• [Brief]:
Please work out the number of lines in the following material that include "pages", and reply with only that number.

• [Provided entries]:
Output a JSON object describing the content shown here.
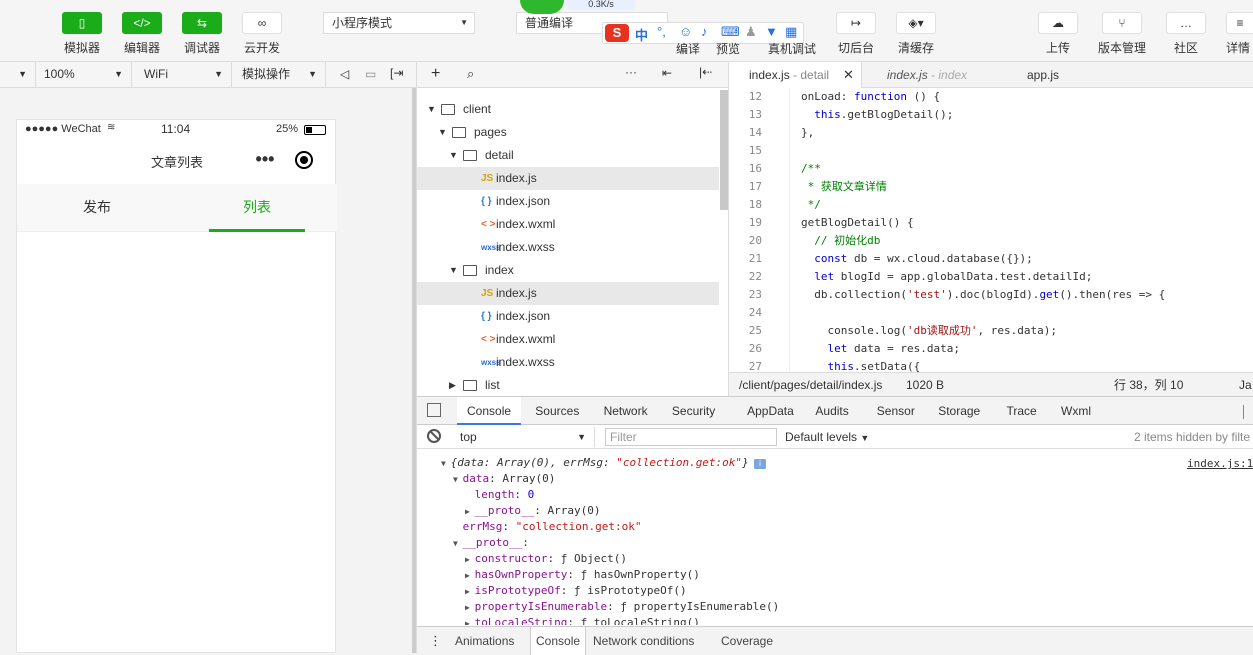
{
  "toolbar": {
    "buttons": [
      {
        "label": "模拟器",
        "icon": "phone-icon"
      },
      {
        "label": "编辑器",
        "icon": "code-icon"
      },
      {
        "label": "调试器",
        "icon": "debug-icon"
      },
      {
        "label": "云开发",
        "icon": "cloud-link-icon"
      }
    ],
    "mode_select": "小程序模式",
    "compile_select": "普通编译",
    "net_speed": "0.3K/s",
    "partial_labels": [
      "编译",
      "预览",
      "真机调试"
    ],
    "right_buttons": [
      {
        "label": "切后台",
        "icon": "switch-bg-icon"
      },
      {
        "label": "清缓存",
        "icon": "layers-icon"
      },
      {
        "label": "上传",
        "icon": "upload-icon"
      },
      {
        "label": "版本管理",
        "icon": "branch-icon"
      },
      {
        "label": "社区",
        "icon": "chat-icon"
      },
      {
        "label": "详情",
        "icon": "menu-icon"
      }
    ],
    "ime_label": "中"
  },
  "simbar": {
    "zoom": "100%",
    "network": "WiFi",
    "sim_action": "模拟操作"
  },
  "phone": {
    "carrier": "●●●●● WeChat",
    "time": "11:04",
    "battery": "25%",
    "nav_title": "文章列表",
    "tabs": [
      {
        "label": "发布",
        "active": false
      },
      {
        "label": "列表",
        "active": true
      }
    ],
    "accent_color": "#1aad19"
  },
  "filetree": {
    "rows": [
      {
        "label": "client",
        "type": "folder",
        "indent": 0,
        "expanded": true
      },
      {
        "label": "pages",
        "type": "folder",
        "indent": 1,
        "expanded": true
      },
      {
        "label": "detail",
        "type": "folder",
        "indent": 2,
        "expanded": true
      },
      {
        "label": "index.js",
        "type": "js",
        "indent": 3,
        "selected": true
      },
      {
        "label": "index.json",
        "type": "json",
        "indent": 3
      },
      {
        "label": "index.wxml",
        "type": "wxml",
        "indent": 3
      },
      {
        "label": "index.wxss",
        "type": "wxss",
        "indent": 3
      },
      {
        "label": "index",
        "type": "folder",
        "indent": 2,
        "expanded": true
      },
      {
        "label": "index.js",
        "type": "js",
        "indent": 3,
        "selected": true
      },
      {
        "label": "index.json",
        "type": "json",
        "indent": 3
      },
      {
        "label": "index.wxml",
        "type": "wxml",
        "indent": 3
      },
      {
        "label": "index.wxss",
        "type": "wxss",
        "indent": 3
      },
      {
        "label": "list",
        "type": "folder",
        "indent": 2,
        "expanded": false
      }
    ],
    "ext_labels": {
      "js": "JS",
      "json": "{ }",
      "wxml": "< >",
      "wxss": "wxss"
    }
  },
  "editor": {
    "tabs": [
      {
        "name": "index.js",
        "suffix": " - detail",
        "active": true
      },
      {
        "name": "index.js",
        "suffix": " - index",
        "active": false
      },
      {
        "name": "app.js",
        "suffix": "",
        "active": false
      }
    ],
    "lines": [
      {
        "n": "12",
        "segs": [
          [
            "",
            "onLoad: "
          ],
          [
            "kw",
            "function"
          ],
          [
            "",
            " () {"
          ]
        ]
      },
      {
        "n": "13",
        "segs": [
          [
            "",
            "  "
          ],
          [
            "kw",
            "this"
          ],
          [
            "",
            ".getBlogDetail();"
          ]
        ]
      },
      {
        "n": "14",
        "segs": [
          [
            "",
            "},"
          ]
        ]
      },
      {
        "n": "15",
        "segs": [
          [
            "",
            ""
          ]
        ]
      },
      {
        "n": "16",
        "segs": [
          [
            "cmt",
            "/**"
          ]
        ]
      },
      {
        "n": "17",
        "segs": [
          [
            "cmt",
            " * 获取文章详情"
          ]
        ]
      },
      {
        "n": "18",
        "segs": [
          [
            "cmt",
            " */"
          ]
        ]
      },
      {
        "n": "19",
        "segs": [
          [
            "",
            "getBlogDetail() {"
          ]
        ]
      },
      {
        "n": "20",
        "segs": [
          [
            "",
            "  "
          ],
          [
            "cmt",
            "// 初始化db"
          ]
        ]
      },
      {
        "n": "21",
        "segs": [
          [
            "",
            "  "
          ],
          [
            "kw",
            "const"
          ],
          [
            "",
            " db = wx.cloud.database({});"
          ]
        ]
      },
      {
        "n": "22",
        "segs": [
          [
            "",
            "  "
          ],
          [
            "kw",
            "let"
          ],
          [
            "",
            " blogId = app.globalData.test.detailId;"
          ]
        ]
      },
      {
        "n": "23",
        "segs": [
          [
            "",
            "  db.collection("
          ],
          [
            "str",
            "'test'"
          ],
          [
            "",
            ").doc(blogId)."
          ],
          [
            "kw",
            "get"
          ],
          [
            "",
            "().then(res => {"
          ]
        ]
      },
      {
        "n": "24",
        "segs": [
          [
            "",
            ""
          ]
        ]
      },
      {
        "n": "25",
        "segs": [
          [
            "",
            "    console.log("
          ],
          [
            "str",
            "'db读取成功'"
          ],
          [
            "",
            ", res.data);"
          ]
        ]
      },
      {
        "n": "26",
        "segs": [
          [
            "",
            "    "
          ],
          [
            "kw",
            "let"
          ],
          [
            "",
            " data = res.data;"
          ]
        ]
      },
      {
        "n": "27",
        "segs": [
          [
            "",
            "    "
          ],
          [
            "kw",
            "this"
          ],
          [
            "",
            ".setData({"
          ]
        ]
      }
    ],
    "status_path": "/client/pages/detail/index.js",
    "status_size": "1020 B",
    "status_pos": "行 38，列 10",
    "status_lang": "Ja"
  },
  "devtools": {
    "tabs": [
      "Console",
      "Sources",
      "Network",
      "Security",
      "AppData",
      "Audits",
      "Sensor",
      "Storage",
      "Trace",
      "Wxml"
    ],
    "active_tab": "Console",
    "context": "top",
    "filter_placeholder": "Filter",
    "levels": "Default levels",
    "hidden_note": "2 items hidden by filte",
    "source_link": "index.js:1",
    "console": [
      {
        "indent": 0,
        "tri": "▼",
        "segs": [
          [
            "",
            "{data: Array(0), errMsg: "
          ],
          [
            "cstr",
            "\"collection.get:ok\""
          ],
          [
            "",
            "}"
          ]
        ],
        "italic": true
      },
      {
        "indent": 1,
        "tri": "▼",
        "segs": [
          [
            "prop",
            "data"
          ],
          [
            "",
            ": Array(0)"
          ]
        ]
      },
      {
        "indent": 2,
        "tri": "",
        "segs": [
          [
            "prop",
            "length"
          ],
          [
            "",
            ": "
          ],
          [
            "cnum",
            "0"
          ]
        ]
      },
      {
        "indent": 2,
        "tri": "▶",
        "segs": [
          [
            "prop",
            "__proto__"
          ],
          [
            "",
            ": Array(0)"
          ]
        ]
      },
      {
        "indent": 1,
        "tri": "",
        "segs": [
          [
            "prop",
            "errMsg"
          ],
          [
            "",
            ": "
          ],
          [
            "cstr",
            "\"collection.get:ok\""
          ]
        ]
      },
      {
        "indent": 1,
        "tri": "▼",
        "segs": [
          [
            "prop",
            "__proto__"
          ],
          [
            "",
            ":"
          ]
        ]
      },
      {
        "indent": 2,
        "tri": "▶",
        "segs": [
          [
            "prop",
            "constructor"
          ],
          [
            "",
            ": ƒ Object()"
          ]
        ]
      },
      {
        "indent": 2,
        "tri": "▶",
        "segs": [
          [
            "prop",
            "hasOwnProperty"
          ],
          [
            "",
            ": ƒ hasOwnProperty()"
          ]
        ]
      },
      {
        "indent": 2,
        "tri": "▶",
        "segs": [
          [
            "prop",
            "isPrototypeOf"
          ],
          [
            "",
            ": ƒ isPrototypeOf()"
          ]
        ]
      },
      {
        "indent": 2,
        "tri": "▶",
        "segs": [
          [
            "prop",
            "propertyIsEnumerable"
          ],
          [
            "",
            ": ƒ propertyIsEnumerable()"
          ]
        ]
      },
      {
        "indent": 2,
        "tri": "▶",
        "segs": [
          [
            "prop",
            "toLocaleString"
          ],
          [
            "",
            ": ƒ toLocaleString()"
          ]
        ]
      }
    ],
    "drawer_tabs": [
      "Animations",
      "Console",
      "Network conditions",
      "Coverage"
    ],
    "drawer_active": "Console"
  }
}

• [Answer to this exercise]:
2